To make me go from here;
In all my sin, with all my work undone,
Leaving behind my son
With no more stay nor path
Than what the wild horse hath.
I saw the souls of all my earthly friends
Laid bare, their aims and ends;
How some might love him, many help, but none
Be wisdom to my son.
Wisdom that is a road
Where no track showed,
A dawn, when no lamp glowed.
Thus in the night I heard Death come, I heard
The mouse shriek at the bird;
My sins came huddled to my bed, the bell
Dead hours did tell:
There was no light: only the tick of time
Life, strangling in the slime.
Then in the multitude of souls I saw
A bright soul, without flaw,
Wearing a star upon her brow like heaven
In the green light of even.
However black (I knew) the night might turn
That star would burn.
She reached her hand to me and cried: "Death calls,
Time strikes, the hour falls,

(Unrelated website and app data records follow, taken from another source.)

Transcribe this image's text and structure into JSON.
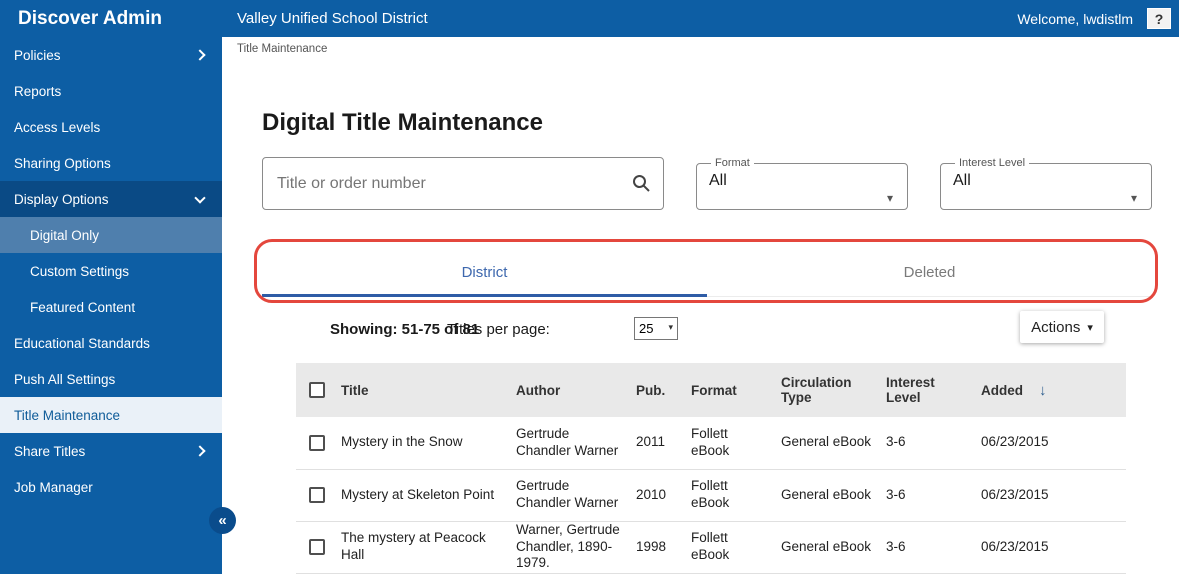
{
  "app": {
    "title": "Discover Admin",
    "district": "Valley Unified School District",
    "welcome": "Welcome, lwdistlm",
    "help": "?"
  },
  "sidebar": {
    "items": [
      {
        "label": "Policies",
        "chevron": "right"
      },
      {
        "label": "Reports"
      },
      {
        "label": "Access Levels"
      },
      {
        "label": "Sharing Options"
      },
      {
        "label": "Display Options",
        "chevron": "down",
        "state": "expanded"
      },
      {
        "label": "Digital Only",
        "sub": true,
        "state": "selected"
      },
      {
        "label": "Custom Settings",
        "sub": true
      },
      {
        "label": "Featured Content",
        "sub": true
      },
      {
        "label": "Educational Standards"
      },
      {
        "label": "Push All Settings"
      },
      {
        "label": "Title Maintenance",
        "state": "active"
      },
      {
        "label": "Share Titles",
        "chevron": "right"
      },
      {
        "label": "Job Manager"
      }
    ]
  },
  "breadcrumb": "Title Maintenance",
  "page": {
    "title": "Digital Title Maintenance"
  },
  "filters": {
    "search_placeholder": "Title or order number",
    "format": {
      "label": "Format",
      "value": "All"
    },
    "interest_level": {
      "label": "Interest Level",
      "value": "All"
    }
  },
  "tabs": [
    {
      "label": "District",
      "active": true
    },
    {
      "label": "Deleted",
      "active": false
    }
  ],
  "list_controls": {
    "showing": "Showing: 51-75 of 81",
    "per_page_label": "Titles per page:",
    "per_page_value": "25",
    "actions_label": "Actions"
  },
  "table": {
    "headers": [
      "Title",
      "Author",
      "Pub.",
      "Format",
      "Circulation Type",
      "Interest Level",
      "Added"
    ],
    "sort_column": "Added",
    "sort_direction": "desc",
    "rows": [
      {
        "title": "Mystery in the Snow",
        "author": "Gertrude Chandler Warner",
        "pub": "2011",
        "format": "Follett eBook",
        "circulation_type": "General eBook",
        "interest_level": "3-6",
        "added": "06/23/2015"
      },
      {
        "title": "Mystery at Skeleton Point",
        "author": "Gertrude Chandler Warner",
        "pub": "2010",
        "format": "Follett eBook",
        "circulation_type": "General eBook",
        "interest_level": "3-6",
        "added": "06/23/2015"
      },
      {
        "title": "The mystery at Peacock Hall",
        "author": "Warner, Gertrude Chandler, 1890-1979.",
        "pub": "1998",
        "format": "Follett eBook",
        "circulation_type": "General eBook",
        "interest_level": "3-6",
        "added": "06/23/2015"
      }
    ]
  },
  "icons": {
    "search": "magnifier",
    "collapse": "«",
    "actions_caret": "▾",
    "sort_desc": "↓",
    "select_caret": "▾"
  },
  "colors": {
    "brand_blue": "#0D5EA4",
    "expanded_item_bg": "#0A4A85",
    "subitem_selected_bg": "#4F7FAD",
    "active_item_bg": "#EAF1F8",
    "annotation_red": "#E4473D",
    "tab_active_blue": "#2E5CA6",
    "table_header_bg": "#E9E9E9"
  }
}
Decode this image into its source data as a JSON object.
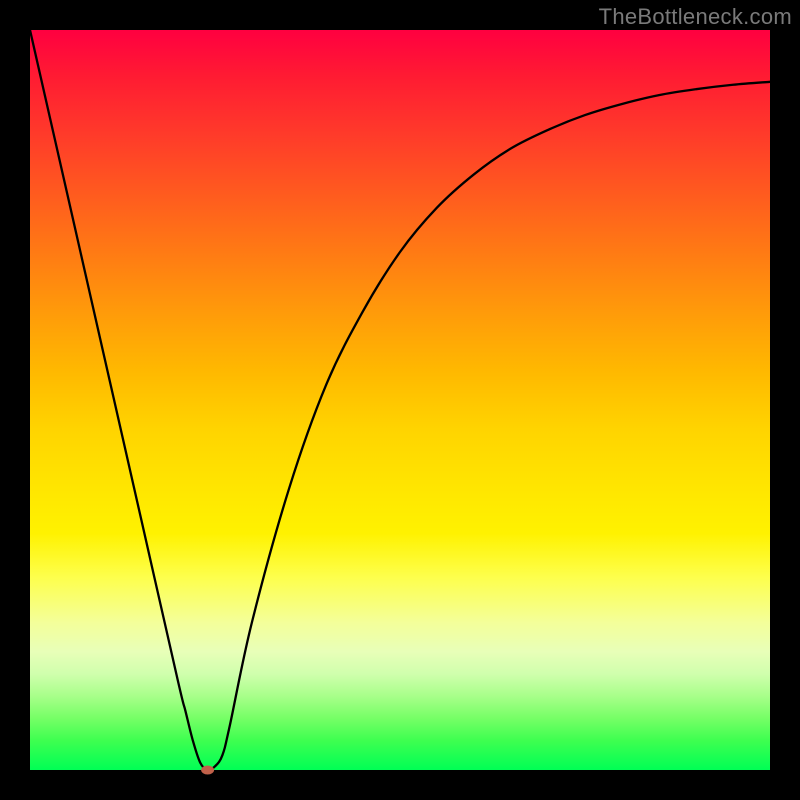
{
  "watermark": "TheBottleneck.com",
  "chart_data": {
    "type": "line",
    "title": "",
    "xlabel": "",
    "ylabel": "",
    "xlim": [
      0,
      100
    ],
    "ylim": [
      0,
      100
    ],
    "grid": false,
    "x": [
      0,
      5,
      10,
      15,
      20,
      21,
      22,
      23,
      24,
      25,
      26,
      27,
      30,
      35,
      40,
      45,
      50,
      55,
      60,
      65,
      70,
      75,
      80,
      85,
      90,
      95,
      100
    ],
    "values": [
      100,
      78,
      56,
      34,
      12,
      8,
      4,
      1,
      0,
      0.5,
      2,
      6,
      20,
      38,
      52,
      62,
      70,
      76,
      80.5,
      84,
      86.5,
      88.5,
      90,
      91.2,
      92,
      92.6,
      93
    ],
    "marker": {
      "x": 24,
      "y": 0,
      "rx": 6,
      "ry": 4,
      "color": "#c1614a"
    },
    "background": "rainbow-vertical"
  }
}
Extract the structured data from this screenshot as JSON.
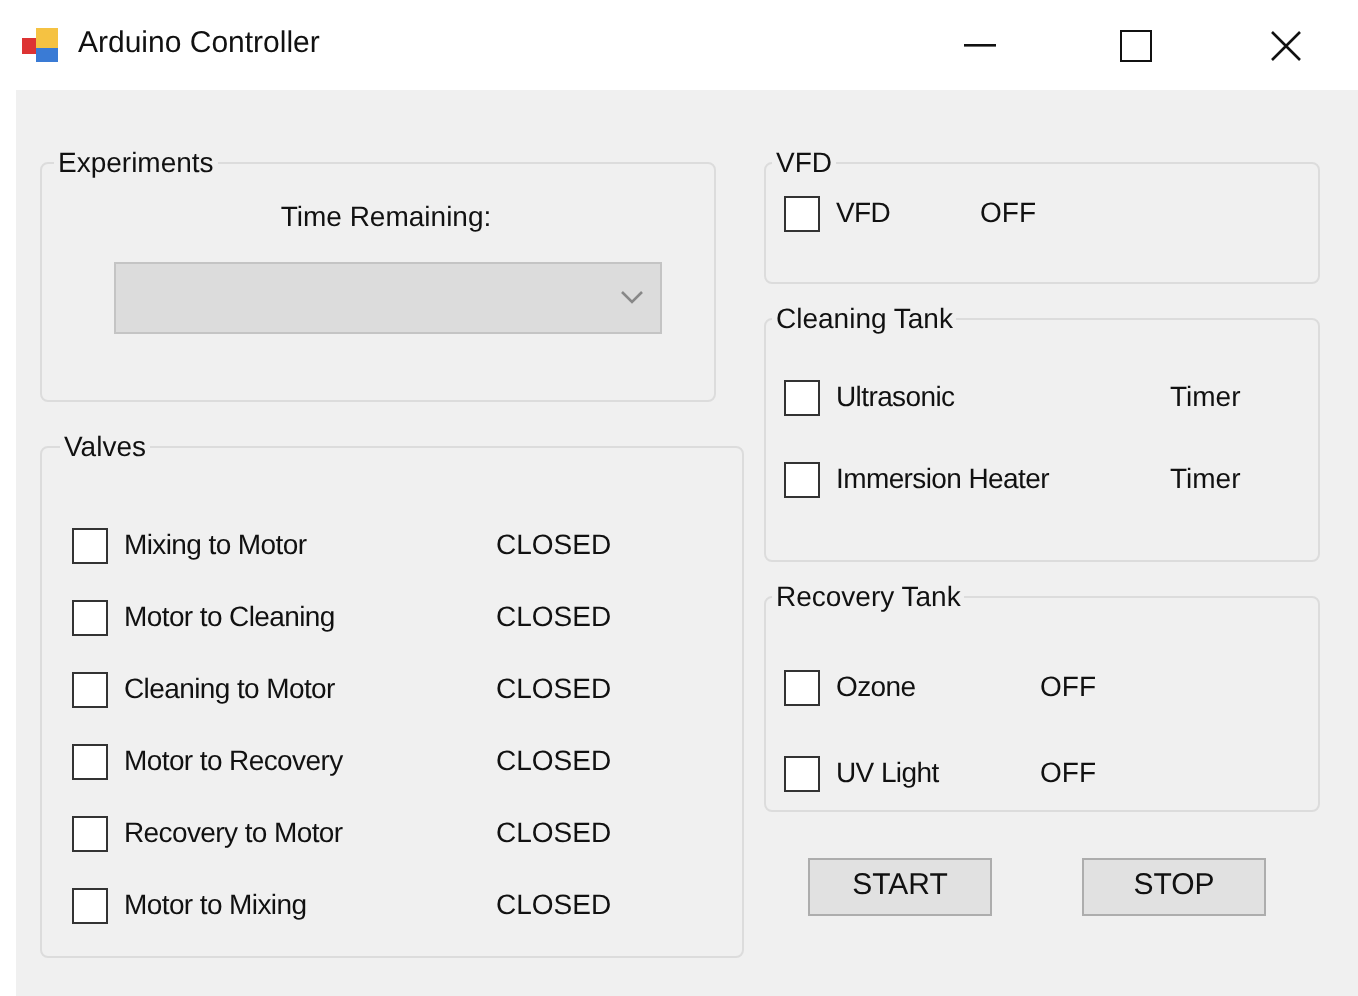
{
  "window": {
    "title": "Arduino Controller"
  },
  "experiments": {
    "title": "Experiments",
    "label": "Time Remaining:",
    "combo": {
      "disabled": true
    }
  },
  "valves": {
    "title": "Valves",
    "items": [
      {
        "label": "Mixing to Motor",
        "checked": false,
        "status": "CLOSED"
      },
      {
        "label": "Motor to Cleaning",
        "checked": false,
        "status": "CLOSED"
      },
      {
        "label": "Cleaning to Motor",
        "checked": false,
        "status": "CLOSED"
      },
      {
        "label": "Motor to Recovery",
        "checked": false,
        "status": "CLOSED"
      },
      {
        "label": "Recovery to Motor",
        "checked": false,
        "status": "CLOSED"
      },
      {
        "label": "Motor to Mixing",
        "checked": false,
        "status": "CLOSED"
      }
    ]
  },
  "vfd": {
    "title": "VFD",
    "items": [
      {
        "label": "VFD",
        "checked": false,
        "status": "OFF"
      }
    ]
  },
  "cleaning_tank": {
    "title": "Cleaning Tank",
    "items": [
      {
        "label": "Ultrasonic",
        "checked": false,
        "status": "Timer"
      },
      {
        "label": "Immersion Heater",
        "checked": false,
        "status": "Timer"
      }
    ]
  },
  "recovery_tank": {
    "title": "Recovery Tank",
    "items": [
      {
        "label": "Ozone",
        "checked": false,
        "status": "OFF"
      },
      {
        "label": "UV Light",
        "checked": false,
        "status": "OFF"
      }
    ]
  },
  "buttons": [
    "START",
    "STOP"
  ]
}
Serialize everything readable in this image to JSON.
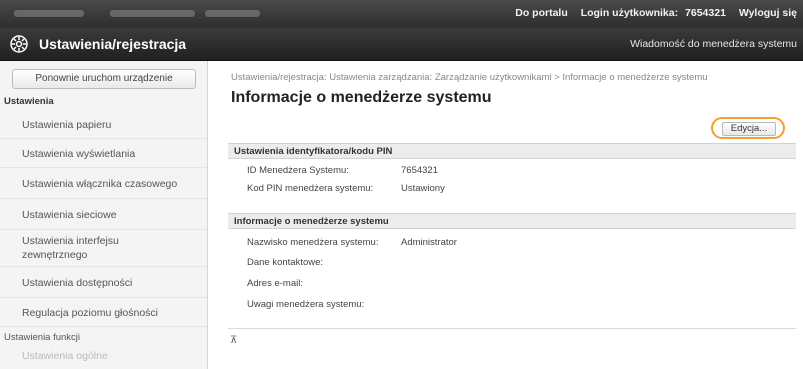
{
  "topbar": {
    "to_portal": "Do portalu",
    "login_label": "Login użytkownika:",
    "user_id": "7654321",
    "logout": "Wyloguj się"
  },
  "header": {
    "title": "Ustawienia/rejestracja",
    "message": "Wiadomość do menedżera systemu"
  },
  "sidebar": {
    "restart_button": "Ponownie uruchom urządzenie",
    "group_settings": "Ustawienia",
    "items": [
      {
        "label": "Ustawienia papieru"
      },
      {
        "label": "Ustawienia wyświetlania"
      },
      {
        "label": "Ustawienia włącznika czasowego"
      },
      {
        "label": "Ustawienia sieciowe"
      },
      {
        "line1": "Ustawienia interfejsu",
        "line2": "zewnętrznego"
      },
      {
        "label": "Ustawienia dostępności"
      },
      {
        "label": "Regulacja poziomu głośności"
      }
    ],
    "group_functions": "Ustawienia funkcji",
    "general": "Ustawienia ogólne"
  },
  "main": {
    "breadcrumb": "Ustawienia/rejestracja: Ustawienia zarządzania: Zarządzanie użytkownikami > Informacje o menedżerze systemu",
    "title": "Informacje o menedżerze systemu",
    "edit_button": "Edycja...",
    "section1": {
      "heading": "Ustawienia identyfikatora/kodu PIN",
      "rows": [
        {
          "label": "ID Menedżera Systemu:",
          "value": "7654321"
        },
        {
          "label": "Kod PIN menedżera systemu:",
          "value": "Ustawiony"
        }
      ]
    },
    "section2": {
      "heading": "Informacje o menedżerze systemu",
      "rows": [
        {
          "label": "Nazwisko menedżera systemu:",
          "value": "Administrator"
        },
        {
          "label": "Dane kontaktowe:",
          "value": ""
        },
        {
          "label": "Adres e-mail:",
          "value": ""
        },
        {
          "label": "Uwagi menedżera systemu:",
          "value": ""
        }
      ]
    },
    "top_icon": "⊼"
  }
}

And like a flight of birds the souls prepare
To whirl into the air,
To bring to be what none may understand.
I shall but light the hand . . .
Lo, here, the light upon my brow shall lead
Thy son until he bleed;
Until he fail, and falter, and despair.
Even in his blackest night I shall be there;
My star will be his guidance: he will know
What light is, from its glow."
|Works by this author are in the public domain in countries where the copyright term is the author's life plus 51 years or less.|